Aim of the task
All of the entries below should be copied exactly as they appear.
========
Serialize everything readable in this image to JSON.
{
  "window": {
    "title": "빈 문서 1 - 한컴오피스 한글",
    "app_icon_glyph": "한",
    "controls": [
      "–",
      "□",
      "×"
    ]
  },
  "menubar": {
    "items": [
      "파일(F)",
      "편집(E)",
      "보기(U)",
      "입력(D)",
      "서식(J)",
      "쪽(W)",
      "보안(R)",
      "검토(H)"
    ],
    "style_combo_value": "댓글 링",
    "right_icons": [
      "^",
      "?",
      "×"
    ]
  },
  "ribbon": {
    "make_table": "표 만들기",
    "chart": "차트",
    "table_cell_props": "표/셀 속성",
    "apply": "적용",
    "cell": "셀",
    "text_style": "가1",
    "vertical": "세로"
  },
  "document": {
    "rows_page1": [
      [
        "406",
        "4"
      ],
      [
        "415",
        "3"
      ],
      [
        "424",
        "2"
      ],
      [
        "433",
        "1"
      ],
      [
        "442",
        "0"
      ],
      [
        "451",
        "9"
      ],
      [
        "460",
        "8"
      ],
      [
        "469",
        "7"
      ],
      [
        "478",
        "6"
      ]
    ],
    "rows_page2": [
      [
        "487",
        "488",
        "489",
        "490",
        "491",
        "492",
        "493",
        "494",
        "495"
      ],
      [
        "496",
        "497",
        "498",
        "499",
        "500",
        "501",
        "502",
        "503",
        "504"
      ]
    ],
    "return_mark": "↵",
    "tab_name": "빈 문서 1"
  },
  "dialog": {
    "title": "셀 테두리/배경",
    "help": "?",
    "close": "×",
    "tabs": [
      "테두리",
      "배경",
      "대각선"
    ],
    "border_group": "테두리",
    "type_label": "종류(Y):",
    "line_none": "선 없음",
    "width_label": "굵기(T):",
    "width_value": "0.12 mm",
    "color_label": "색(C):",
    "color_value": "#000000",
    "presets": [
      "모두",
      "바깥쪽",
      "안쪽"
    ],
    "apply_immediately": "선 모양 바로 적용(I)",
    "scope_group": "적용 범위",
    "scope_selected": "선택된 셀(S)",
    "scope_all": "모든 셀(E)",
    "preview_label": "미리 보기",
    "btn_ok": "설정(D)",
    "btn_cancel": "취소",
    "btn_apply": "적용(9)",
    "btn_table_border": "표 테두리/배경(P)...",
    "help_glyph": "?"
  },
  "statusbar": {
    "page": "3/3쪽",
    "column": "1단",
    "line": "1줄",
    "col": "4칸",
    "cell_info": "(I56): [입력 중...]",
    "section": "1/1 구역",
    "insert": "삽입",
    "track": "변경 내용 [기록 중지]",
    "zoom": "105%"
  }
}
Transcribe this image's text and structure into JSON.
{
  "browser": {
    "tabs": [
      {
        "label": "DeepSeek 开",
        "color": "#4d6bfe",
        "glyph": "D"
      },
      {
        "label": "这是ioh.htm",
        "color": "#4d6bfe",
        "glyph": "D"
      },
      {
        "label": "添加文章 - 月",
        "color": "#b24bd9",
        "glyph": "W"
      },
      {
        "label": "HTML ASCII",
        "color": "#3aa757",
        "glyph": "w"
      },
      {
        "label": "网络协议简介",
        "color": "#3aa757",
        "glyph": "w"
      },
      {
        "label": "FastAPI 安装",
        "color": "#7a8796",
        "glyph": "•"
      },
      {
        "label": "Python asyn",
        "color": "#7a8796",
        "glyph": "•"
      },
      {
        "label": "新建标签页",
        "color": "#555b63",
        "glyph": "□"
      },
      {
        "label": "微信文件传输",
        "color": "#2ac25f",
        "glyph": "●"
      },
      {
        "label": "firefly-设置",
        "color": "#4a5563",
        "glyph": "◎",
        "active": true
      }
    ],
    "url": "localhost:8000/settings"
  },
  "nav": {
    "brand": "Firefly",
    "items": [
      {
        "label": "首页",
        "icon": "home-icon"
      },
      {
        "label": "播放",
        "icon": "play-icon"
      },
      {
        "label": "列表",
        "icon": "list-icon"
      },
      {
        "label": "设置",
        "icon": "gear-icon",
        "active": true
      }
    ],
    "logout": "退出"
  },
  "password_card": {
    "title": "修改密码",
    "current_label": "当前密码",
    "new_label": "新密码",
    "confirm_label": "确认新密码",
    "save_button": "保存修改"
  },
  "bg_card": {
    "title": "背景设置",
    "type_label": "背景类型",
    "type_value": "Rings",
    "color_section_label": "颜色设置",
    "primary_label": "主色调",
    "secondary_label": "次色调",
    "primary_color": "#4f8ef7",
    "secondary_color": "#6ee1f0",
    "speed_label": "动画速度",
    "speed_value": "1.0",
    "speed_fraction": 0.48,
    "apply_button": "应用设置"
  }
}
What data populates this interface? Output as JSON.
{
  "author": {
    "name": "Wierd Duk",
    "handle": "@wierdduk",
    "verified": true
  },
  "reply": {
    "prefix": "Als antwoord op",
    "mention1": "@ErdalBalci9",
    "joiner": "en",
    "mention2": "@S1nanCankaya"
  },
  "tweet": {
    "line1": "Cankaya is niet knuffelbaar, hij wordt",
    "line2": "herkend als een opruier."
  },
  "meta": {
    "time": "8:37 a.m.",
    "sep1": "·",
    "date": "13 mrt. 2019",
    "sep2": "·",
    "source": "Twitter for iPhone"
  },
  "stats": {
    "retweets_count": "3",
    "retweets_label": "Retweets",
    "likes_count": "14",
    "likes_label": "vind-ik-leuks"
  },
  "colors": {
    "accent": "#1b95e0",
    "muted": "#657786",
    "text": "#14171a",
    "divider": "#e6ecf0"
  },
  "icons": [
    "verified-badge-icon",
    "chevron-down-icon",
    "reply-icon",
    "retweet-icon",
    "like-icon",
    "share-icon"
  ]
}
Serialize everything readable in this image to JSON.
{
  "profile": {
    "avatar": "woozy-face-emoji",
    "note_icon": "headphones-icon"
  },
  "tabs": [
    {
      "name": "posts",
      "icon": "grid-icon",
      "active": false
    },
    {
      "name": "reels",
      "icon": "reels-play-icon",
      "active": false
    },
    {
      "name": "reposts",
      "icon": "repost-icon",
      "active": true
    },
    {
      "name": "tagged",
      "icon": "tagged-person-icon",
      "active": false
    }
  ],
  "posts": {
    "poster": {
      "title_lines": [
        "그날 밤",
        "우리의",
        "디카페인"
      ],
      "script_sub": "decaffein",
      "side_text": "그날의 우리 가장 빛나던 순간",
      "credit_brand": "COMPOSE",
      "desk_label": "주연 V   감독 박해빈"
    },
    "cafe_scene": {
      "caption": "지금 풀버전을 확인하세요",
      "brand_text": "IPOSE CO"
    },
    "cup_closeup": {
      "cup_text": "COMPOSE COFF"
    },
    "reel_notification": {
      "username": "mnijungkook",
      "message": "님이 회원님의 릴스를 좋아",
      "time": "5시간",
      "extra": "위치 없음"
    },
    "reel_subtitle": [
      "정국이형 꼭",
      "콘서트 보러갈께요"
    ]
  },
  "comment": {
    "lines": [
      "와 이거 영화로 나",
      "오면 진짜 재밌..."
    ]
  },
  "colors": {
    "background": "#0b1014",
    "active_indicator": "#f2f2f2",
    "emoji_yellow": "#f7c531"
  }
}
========
Task response
Serialize everything readable in this image to JSON.
{
  "window": {
    "title": "빈 문서 1 - 한컴오피스 한글",
    "app_icon_glyph": "한",
    "controls": [
      "–",
      "□",
      "×"
    ]
  },
  "menubar": {
    "items": [
      "파일(F)",
      "편집(E)",
      "보기(U)",
      "입력(D)",
      "서식(J)",
      "쪽(W)",
      "보안(R)",
      "검토(H)"
    ],
    "style_combo_value": "댓글 링",
    "right_icons": [
      "^",
      "?",
      "×"
    ]
  },
  "ribbon": {
    "make_table": "표 만들기",
    "chart": "차트",
    "table_cell_props": "표/셀 속성",
    "apply": "적용",
    "cell": "셀",
    "text_style": "가1",
    "vertical": "세로"
  },
  "document": {
    "rows_page1": [
      [
        "406",
        "4"
      ],
      [
        "415",
        "3"
      ],
      [
        "424",
        "2"
      ],
      [
        "433",
        "1"
      ],
      [
        "442",
        "0"
      ],
      [
        "451",
        "9"
      ],
      [
        "460",
        "8"
      ],
      [
        "469",
        "7"
      ],
      [
        "478",
        "6"
      ]
    ],
    "rows_page2": [
      [
        "487",
        "488",
        "489",
        "490",
        "491",
        "492",
        "493",
        "494",
        "495"
      ],
      [
        "496",
        "497",
        "498",
        "499",
        "500",
        "501",
        "502",
        "503",
        "504"
      ]
    ],
    "return_mark": "↵",
    "tab_name": "빈 문서 1"
  },
  "dialog": {
    "title": "셀 테두리/배경",
    "help": "?",
    "close": "×",
    "tabs": [
      "테두리",
      "배경",
      "대각선"
    ],
    "border_group": "테두리",
    "type_label": "종류(Y):",
    "line_none": "선 없음",
    "width_label": "굵기(T):",
    "width_value": "0.12 mm",
    "color_label": "색(C):",
    "color_value": "#000000",
    "presets": [
      "모두",
      "바깥쪽",
      "안쪽"
    ],
    "apply_immediately": "선 모양 바로 적용(I)",
    "scope_group": "적용 범위",
    "scope_selected": "선택된 셀(S)",
    "scope_all": "모든 셀(E)",
    "preview_label": "미리 보기",
    "btn_ok": "설정(D)",
    "btn_cancel": "취소",
    "btn_apply": "적용(9)",
    "btn_table_border": "표 테두리/배경(P)...",
    "help_glyph": "?"
  },
  "statusbar": {
    "page": "3/3쪽",
    "column": "1단",
    "line": "1줄",
    "col": "4칸",
    "cell_info": "(I56): [입력 중...]",
    "section": "1/1 구역",
    "insert": "삽입",
    "track": "변경 내용 [기록 중지]",
    "zoom": "105%"
  }
}
Transcribe this image's text and structure into JSON.
{
  "browser": {
    "tabs": [
      {
        "label": "DeepSeek 开",
        "color": "#4d6bfe",
        "glyph": "D"
      },
      {
        "label": "这是ioh.htm",
        "color": "#4d6bfe",
        "glyph": "D"
      },
      {
        "label": "添加文章 - 月",
        "color": "#b24bd9",
        "glyph": "W"
      },
      {
        "label": "HTML ASCII",
        "color": "#3aa757",
        "glyph": "w"
      },
      {
        "label": "网络协议简介",
        "color": "#3aa757",
        "glyph": "w"
      },
      {
        "label": "FastAPI 安装",
        "color": "#7a8796",
        "glyph": "•"
      },
      {
        "label": "Python asyn",
        "color": "#7a8796",
        "glyph": "•"
      },
      {
        "label": "新建标签页",
        "color": "#555b63",
        "glyph": "□"
      },
      {
        "label": "微信文件传输",
        "color": "#2ac25f",
        "glyph": "●"
      },
      {
        "label": "firefly-设置",
        "color": "#4a5563",
        "glyph": "◎",
        "active": true
      }
    ],
    "url": "localhost:8000/settings"
  },
  "nav": {
    "brand": "Firefly",
    "items": [
      {
        "label": "首页",
        "icon": "home-icon"
      },
      {
        "label": "播放",
        "icon": "play-icon"
      },
      {
        "label": "列表",
        "icon": "list-icon"
      },
      {
        "label": "设置",
        "icon": "gear-icon",
        "active": true
      }
    ],
    "logout": "退出"
  },
  "password_card": {
    "title": "修改密码",
    "current_label": "当前密码",
    "new_label": "新密码",
    "confirm_label": "确认新密码",
    "save_button": "保存修改"
  },
  "bg_card": {
    "title": "背景设置",
    "type_label": "背景类型",
    "type_value": "Rings",
    "color_section_label": "颜色设置",
    "primary_label": "主色调",
    "secondary_label": "次色调",
    "primary_color": "#4f8ef7",
    "secondary_color": "#6ee1f0",
    "speed_label": "动画速度",
    "speed_value": "1.0",
    "speed_fraction": 0.48,
    "apply_button": "应用设置"
  }
}
What data populates this interface? Output as JSON.
{
  "author": {
    "name": "Wierd Duk",
    "handle": "@wierdduk",
    "verified": true
  },
  "reply": {
    "prefix": "Als antwoord op",
    "mention1": "@ErdalBalci9",
    "joiner": "en",
    "mention2": "@S1nanCankaya"
  },
  "tweet": {
    "line1": "Cankaya is niet knuffelbaar, hij wordt",
    "line2": "herkend als een opruier."
  },
  "meta": {
    "time": "8:37 a.m.",
    "sep1": "·",
    "date": "13 mrt. 2019",
    "sep2": "·",
    "source": "Twitter for iPhone"
  },
  "stats": {
    "retweets_count": "3",
    "retweets_label": "Retweets",
    "likes_count": "14",
    "likes_label": "vind-ik-leuks"
  },
  "colors": {
    "accent": "#1b95e0",
    "muted": "#657786",
    "text": "#14171a",
    "divider": "#e6ecf0"
  },
  "icons": [
    "verified-badge-icon",
    "chevron-down-icon",
    "reply-icon",
    "retweet-icon",
    "like-icon",
    "share-icon"
  ]
}
Serialize everything readable in this image to JSON.
{
  "profile": {
    "avatar": "woozy-face-emoji",
    "note_icon": "headphones-icon"
  },
  "tabs": [
    {
      "name": "posts",
      "icon": "grid-icon",
      "active": false
    },
    {
      "name": "reels",
      "icon": "reels-play-icon",
      "active": false
    },
    {
      "name": "reposts",
      "icon": "repost-icon",
      "active": true
    },
    {
      "name": "tagged",
      "icon": "tagged-person-icon",
      "active": false
    }
  ],
  "posts": {
    "poster": {
      "title_lines": [
        "그날 밤",
        "우리의",
        "디카페인"
      ],
      "script_sub": "decaffein",
      "side_text": "그날의 우리 가장 빛나던 순간",
      "credit_brand": "COMPOSE",
      "desk_label": "주연 V   감독 박해빈"
    },
    "cafe_scene": {
      "caption": "지금 풀버전을 확인하세요",
      "brand_text": "IPOSE CO"
    },
    "cup_closeup": {
      "cup_text": "COMPOSE COFF"
    },
    "reel_notification": {
      "username": "mnijungkook",
      "message": "님이 회원님의 릴스를 좋아",
      "time": "5시간",
      "extra": "위치 없음"
    },
    "reel_subtitle": [
      "정국이형 꼭",
      "콘서트 보러갈께요"
    ]
  },
  "comment": {
    "lines": [
      "와 이거 영화로 나",
      "오면 진짜 재밌..."
    ]
  },
  "colors": {
    "background": "#0b1014",
    "active_indicator": "#f2f2f2",
    "emoji_yellow": "#f7c531"
  }
}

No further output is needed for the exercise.